> _Task to carry out_: Output each line of the listing exactly, though pictures are not to appear.

┄┄┄┄┄┄┄┄┄┄┄┄┄┄┄┄┄┄┄┄

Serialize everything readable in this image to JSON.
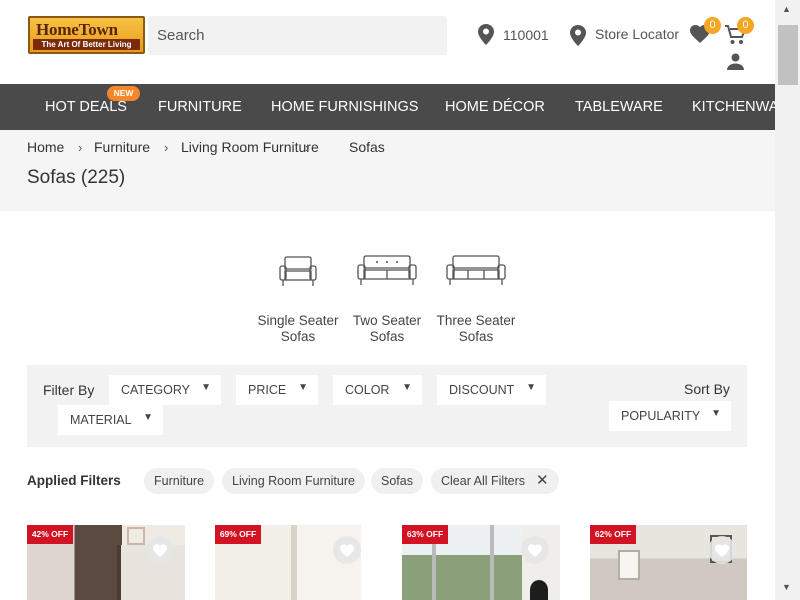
{
  "header": {
    "logo_title": "HomeTown",
    "logo_tagline": "The Art Of Better Living",
    "search_placeholder": "Search",
    "pincode": "110001",
    "store_locator": "Store Locator",
    "wishlist_count": "0",
    "cart_count": "0"
  },
  "nav": {
    "items": [
      "HOT DEALS",
      "FURNITURE",
      "HOME FURNISHINGS",
      "HOME DÉCOR",
      "TABLEWARE",
      "KITCHENWA"
    ],
    "new_tag": "NEW"
  },
  "breadcrumb": [
    "Home",
    "Furniture",
    "Living Room Furniture",
    "Sofas"
  ],
  "page_title": "Sofas (225)",
  "categories": [
    {
      "line1": "Single Seater",
      "line2": "Sofas"
    },
    {
      "line1": "Two Seater",
      "line2": "Sofas"
    },
    {
      "line1": "Three Seater",
      "line2": "Sofas"
    }
  ],
  "filters": {
    "filter_by_label": "Filter By",
    "dropdowns": [
      "CATEGORY",
      "PRICE",
      "COLOR",
      "DISCOUNT",
      "MATERIAL"
    ],
    "sort_by_label": "Sort By",
    "sort_value": "POPULARITY"
  },
  "applied_filters": {
    "label": "Applied Filters",
    "chips": [
      "Furniture",
      "Living Room Furniture",
      "Sofas"
    ],
    "clear_all": "Clear All Filters"
  },
  "products": [
    {
      "discount": "42% OFF"
    },
    {
      "discount": "69% OFF"
    },
    {
      "discount": "63% OFF"
    },
    {
      "discount": "62% OFF"
    }
  ],
  "colors": {
    "nav_bg": "#4a4a4a",
    "accent": "#f5a623",
    "discount_red": "#d21323"
  }
}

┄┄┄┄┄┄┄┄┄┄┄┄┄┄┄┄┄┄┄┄

> _Solution for this task_:
Serialize everything readable in this image to JSON.
{
  "header": {
    "logo_title": "HomeTown",
    "logo_tagline": "The Art Of Better Living",
    "search_placeholder": "Search",
    "pincode": "110001",
    "store_locator": "Store Locator",
    "wishlist_count": "0",
    "cart_count": "0"
  },
  "nav": {
    "items": [
      "HOT DEALS",
      "FURNITURE",
      "HOME FURNISHINGS",
      "HOME DÉCOR",
      "TABLEWARE",
      "KITCHENWA"
    ],
    "new_tag": "NEW"
  },
  "breadcrumb": [
    "Home",
    "Furniture",
    "Living Room Furniture",
    "Sofas"
  ],
  "page_title": "Sofas (225)",
  "categories": [
    {
      "line1": "Single Seater",
      "line2": "Sofas"
    },
    {
      "line1": "Two Seater",
      "line2": "Sofas"
    },
    {
      "line1": "Three Seater",
      "line2": "Sofas"
    }
  ],
  "filters": {
    "filter_by_label": "Filter By",
    "dropdowns": [
      "CATEGORY",
      "PRICE",
      "COLOR",
      "DISCOUNT",
      "MATERIAL"
    ],
    "sort_by_label": "Sort By",
    "sort_value": "POPULARITY"
  },
  "applied_filters": {
    "label": "Applied Filters",
    "chips": [
      "Furniture",
      "Living Room Furniture",
      "Sofas"
    ],
    "clear_all": "Clear All Filters"
  },
  "products": [
    {
      "discount": "42% OFF"
    },
    {
      "discount": "69% OFF"
    },
    {
      "discount": "63% OFF"
    },
    {
      "discount": "62% OFF"
    }
  ],
  "colors": {
    "nav_bg": "#4a4a4a",
    "accent": "#f5a623",
    "discount_red": "#d21323"
  }
}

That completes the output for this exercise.